Problem to solve → From the records that follow, copy every line in which "Многоквартирный" appears.

Data records Start Marker

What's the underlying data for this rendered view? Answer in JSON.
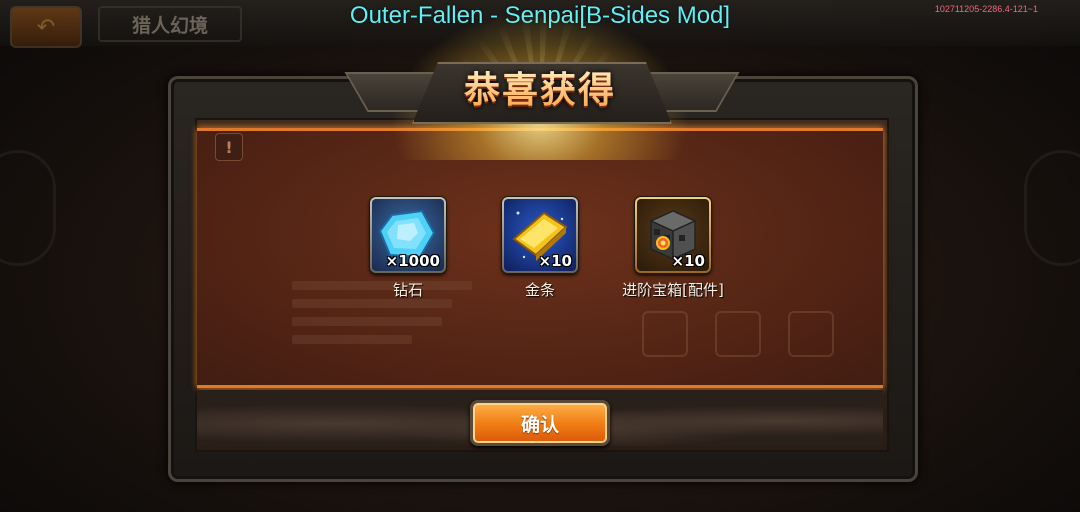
{
  "overlay": {
    "mod_title": "Outer-Fallen - Senpai[B-Sides Mod]",
    "version": "102711205-2286.4-121~1"
  },
  "background": {
    "screen_title": "猎人幻境",
    "back_icon": "back-arrow-icon"
  },
  "dialog": {
    "title": "恭喜获得",
    "confirm_label": "确认",
    "rewards": [
      {
        "name": "钻石",
        "quantity": "×1000",
        "icon": "diamond-icon",
        "color": "#3cc4f2"
      },
      {
        "name": "金条",
        "quantity": "×10",
        "icon": "gold-bar-icon",
        "color": "#f5c21a"
      },
      {
        "name": "进阶宝箱[配件]",
        "quantity": "×10",
        "icon": "treasure-chest-icon",
        "color": "#5a5a5a"
      }
    ]
  },
  "colors": {
    "accent_orange": "#f07a12",
    "overlay_cyan": "#5ff0f5",
    "panel_border": "#e07a2a"
  }
}
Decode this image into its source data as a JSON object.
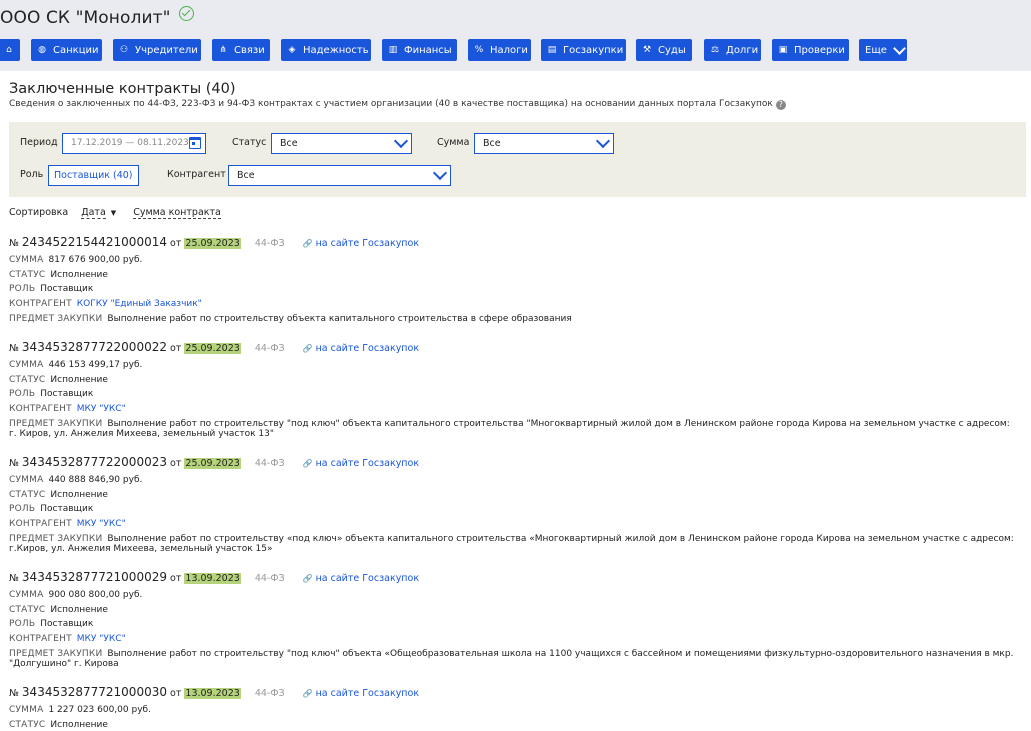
{
  "header": {
    "org_name": "ООО СК \"Монолит\"",
    "nav": [
      {
        "label": "",
        "icon": "home-icon",
        "glyph": "⌂"
      },
      {
        "label": "Санкции",
        "icon": "globe-icon",
        "glyph": "◍"
      },
      {
        "label": "Учредители",
        "icon": "users-icon",
        "glyph": "⚇"
      },
      {
        "label": "Связи",
        "icon": "connections-icon",
        "glyph": "⋔"
      },
      {
        "label": "Надежность",
        "icon": "shield-icon",
        "glyph": "◈"
      },
      {
        "label": "Финансы",
        "icon": "chart-icon",
        "glyph": "▥"
      },
      {
        "label": "Налоги",
        "icon": "percent-icon",
        "glyph": "%"
      },
      {
        "label": "Госзакупки",
        "icon": "procurement-icon",
        "glyph": "▤"
      },
      {
        "label": "Суды",
        "icon": "gavel-icon",
        "glyph": "⚒"
      },
      {
        "label": "Долги",
        "icon": "scales-icon",
        "glyph": "⚖"
      },
      {
        "label": "Проверки",
        "icon": "checklist-icon",
        "glyph": "▣"
      },
      {
        "label": "Еще",
        "icon": "chevron-down-icon",
        "glyph": ""
      }
    ]
  },
  "section": {
    "title": "Заключенные контракты (40)",
    "subtitle": "Сведения о заключенных по 44-ФЗ, 223-ФЗ и 94-ФЗ контрактах с участием организации (40 в качестве поставщика) на основании данных портала Госзакупок",
    "help_glyph": "?"
  },
  "filters": {
    "period_label": "Период",
    "period_value": "17.12.2019 — 08.11.2023",
    "status_label": "Статус",
    "status_value": "Все",
    "sum_label": "Сумма",
    "sum_value": "Все",
    "role_label": "Роль",
    "role_value": "Поставщик (40)",
    "counterparty_label": "Контрагент",
    "counterparty_value": "Все"
  },
  "sort": {
    "label": "Сортировка",
    "date_option": "Дата",
    "date_arrow": "▼",
    "sum_option": "Сумма контракта"
  },
  "labels": {
    "num_prefix": "№",
    "from": "от",
    "sum": "Сумма",
    "status": "Статус",
    "role": "Роль",
    "counterparty": "Контрагент",
    "subject": "Предмет закупки",
    "site_link": "на сайте Госзакупок",
    "link_glyph": "🔗"
  },
  "contracts": [
    {
      "number": "2434522154421000014",
      "date": "25.09.2023",
      "law": "44-ФЗ",
      "sum": "817 676 900,00 руб.",
      "status": "Исполнение",
      "role": "Поставщик",
      "counterparty": "КОГКУ \"Единый Заказчик\"",
      "subject": "Выполнение работ по строительству объекта капитального строительства в сфере образования"
    },
    {
      "number": "3434532877722000022",
      "date": "25.09.2023",
      "law": "44-ФЗ",
      "sum": "446 153 499,17 руб.",
      "status": "Исполнение",
      "role": "Поставщик",
      "counterparty": "МКУ \"УКС\"",
      "subject": "Выполнение работ по строительству \"под ключ\" объекта капитального строительства \"Многоквартирный жилой дом в Ленинском районе города Кирова на земельном участке с адресом: г. Киров, ул. Анжелия Михеева, земельный участок 13\""
    },
    {
      "number": "3434532877722000023",
      "date": "25.09.2023",
      "law": "44-ФЗ",
      "sum": "440 888 846,90 руб.",
      "status": "Исполнение",
      "role": "Поставщик",
      "counterparty": "МКУ \"УКС\"",
      "subject": "Выполнение работ по строительству «под ключ» объекта капитального строительства «Многоквартирный жилой дом в Ленинском районе города Кирова на земельном участке с адресом: г.Киров, ул. Анжелия Михеева, земельный участок 15»"
    },
    {
      "number": "3434532877721000029",
      "date": "13.09.2023",
      "law": "44-ФЗ",
      "sum": "900 080 800,00 руб.",
      "status": "Исполнение",
      "role": "Поставщик",
      "counterparty": "МКУ \"УКС\"",
      "subject": "Выполнение работ по строительству \"под ключ\" объекта «Общеобразовательная школа на 1100 учащихся с бассейном и помещениями физкультурно-оздоровительного назначения в мкр. \"Долгушино\" г. Кирова"
    },
    {
      "number": "3434532877721000030",
      "date": "13.09.2023",
      "law": "44-ФЗ",
      "sum": "1 227 023 600,00 руб.",
      "status": "Исполнение",
      "role": "",
      "counterparty": "",
      "subject": ""
    }
  ]
}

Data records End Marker

Solved problem →
      "subject": "Выполнение работ по строительству \"под ключ\" объекта капитального строительства \"Многоквартирный жилой дом в Ленинском районе города Кирова на земельном участке с адресом: г. Киров, ул. Анжелия Михеева, земельный участок 13\""
      "subject": "Выполнение работ по строительству «под ключ» объекта капитального строительства «Многоквартирный жилой дом в Ленинском районе города Кирова на земельном участке с адресом: г.Киров, ул. Анжелия Михеева, земельный участок 15»"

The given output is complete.